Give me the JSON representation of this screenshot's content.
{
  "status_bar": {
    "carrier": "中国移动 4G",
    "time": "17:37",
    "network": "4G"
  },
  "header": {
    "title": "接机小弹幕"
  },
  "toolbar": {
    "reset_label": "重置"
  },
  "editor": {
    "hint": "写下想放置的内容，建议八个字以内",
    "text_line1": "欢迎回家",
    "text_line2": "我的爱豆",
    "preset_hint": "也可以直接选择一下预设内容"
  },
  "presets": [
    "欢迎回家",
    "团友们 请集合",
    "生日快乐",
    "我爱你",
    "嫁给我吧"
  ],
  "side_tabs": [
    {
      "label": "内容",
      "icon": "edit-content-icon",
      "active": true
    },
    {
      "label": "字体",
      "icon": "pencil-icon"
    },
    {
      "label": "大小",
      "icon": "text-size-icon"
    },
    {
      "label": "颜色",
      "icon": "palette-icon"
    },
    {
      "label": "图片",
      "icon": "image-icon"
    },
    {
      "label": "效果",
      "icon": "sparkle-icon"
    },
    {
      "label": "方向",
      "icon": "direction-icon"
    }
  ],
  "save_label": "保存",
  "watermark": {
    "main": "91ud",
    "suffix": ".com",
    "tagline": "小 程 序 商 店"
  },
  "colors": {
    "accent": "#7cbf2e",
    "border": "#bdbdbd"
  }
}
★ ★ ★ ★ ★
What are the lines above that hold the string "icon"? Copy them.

      "icon": "edit-content-icon",
      "icon": "pencil-icon"
      "icon": "text-size-icon"
      "icon": "palette-icon"
      "icon": "image-icon"
      "icon": "sparkle-icon"
      "icon": "direction-icon"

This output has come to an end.